Where do I find Perl resources like tutorials

One easy way is to search with a string such as "Perl tutorial", which will come up with a good response.

What good books are there on Perl

I bought the following two books after an extensive search in my local bookshop, and have found them really useful - I'll explain why.

It contains 24 one-hour lessons in Perl programming, plus a CD which has all the software for Mac, Wintel machines and Unix. Including all the examples, the Perl interpreter etc. This saves downloading.

The pace of the book is steady, the lessons are self-contained, and take you through the language in a logical and methodical way. There are also sections on how Perl scripts and web pages interact, which are very useful. This book will get you through the basics and writing Perl. Expect to spend an hour on each of the lessons.

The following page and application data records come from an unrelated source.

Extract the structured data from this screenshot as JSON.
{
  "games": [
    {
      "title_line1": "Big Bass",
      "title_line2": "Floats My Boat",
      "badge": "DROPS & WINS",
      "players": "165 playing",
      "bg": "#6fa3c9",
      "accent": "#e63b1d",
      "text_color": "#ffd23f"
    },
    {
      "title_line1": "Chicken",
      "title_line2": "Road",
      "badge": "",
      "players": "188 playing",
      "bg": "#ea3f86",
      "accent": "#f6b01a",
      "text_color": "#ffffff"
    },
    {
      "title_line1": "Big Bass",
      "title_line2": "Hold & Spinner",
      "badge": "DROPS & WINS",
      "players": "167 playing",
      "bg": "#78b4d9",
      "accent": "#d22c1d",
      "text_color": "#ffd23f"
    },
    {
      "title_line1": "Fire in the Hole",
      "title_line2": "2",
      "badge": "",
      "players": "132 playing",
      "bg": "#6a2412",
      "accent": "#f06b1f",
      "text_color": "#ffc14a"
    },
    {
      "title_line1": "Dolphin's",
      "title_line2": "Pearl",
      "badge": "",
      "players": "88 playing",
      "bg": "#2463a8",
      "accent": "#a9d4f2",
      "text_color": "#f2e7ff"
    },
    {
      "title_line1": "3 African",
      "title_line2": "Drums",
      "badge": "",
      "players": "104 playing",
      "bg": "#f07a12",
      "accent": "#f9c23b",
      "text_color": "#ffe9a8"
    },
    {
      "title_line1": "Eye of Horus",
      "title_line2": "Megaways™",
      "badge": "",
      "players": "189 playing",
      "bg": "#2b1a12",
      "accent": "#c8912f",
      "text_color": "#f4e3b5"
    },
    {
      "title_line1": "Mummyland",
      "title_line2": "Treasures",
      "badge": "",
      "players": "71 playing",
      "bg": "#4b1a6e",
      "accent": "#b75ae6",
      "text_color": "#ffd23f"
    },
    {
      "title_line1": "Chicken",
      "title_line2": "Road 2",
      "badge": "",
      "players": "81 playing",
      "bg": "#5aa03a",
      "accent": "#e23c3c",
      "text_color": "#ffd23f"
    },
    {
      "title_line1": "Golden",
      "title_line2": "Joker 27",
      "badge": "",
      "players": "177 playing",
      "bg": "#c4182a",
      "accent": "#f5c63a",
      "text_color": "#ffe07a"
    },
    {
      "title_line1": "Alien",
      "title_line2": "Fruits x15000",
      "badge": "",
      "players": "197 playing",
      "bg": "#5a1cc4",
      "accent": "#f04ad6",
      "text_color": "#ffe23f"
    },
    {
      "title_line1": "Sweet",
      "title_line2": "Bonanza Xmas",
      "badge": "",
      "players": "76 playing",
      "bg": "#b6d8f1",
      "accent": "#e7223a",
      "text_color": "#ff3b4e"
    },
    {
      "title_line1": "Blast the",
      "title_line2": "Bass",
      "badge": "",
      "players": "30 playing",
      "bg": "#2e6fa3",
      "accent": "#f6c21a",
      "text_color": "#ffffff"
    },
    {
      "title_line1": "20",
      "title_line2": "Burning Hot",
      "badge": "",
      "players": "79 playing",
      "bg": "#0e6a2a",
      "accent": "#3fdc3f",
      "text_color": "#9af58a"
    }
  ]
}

This is a 'Visual Quickstart Guide'. The layout of the pages is graphic, with lots of illustrations (screenshots) showing exactly how to do things. The book plunges you in FAST. The explanations are clear and concise, no wasted words, but it's all there. The parts about using Perl with web pages are very good and really get you working quickly.

I bought both books and I'm really glad I did, I found the quickstart excellent for grabbing the concepts, and the 24 hour lessons good where I wanted more explanation, and to be taken through a concept in more detail. I often found myself with both books open, cross checking between them.

There are other books on Perl and related programming

 

PHP is another type programming that can be used to make web pages interactive, it can be easier to program than Perl and is embedded into web pages. The PHP coding is interpreted on the server BEFORE the page is served to the user.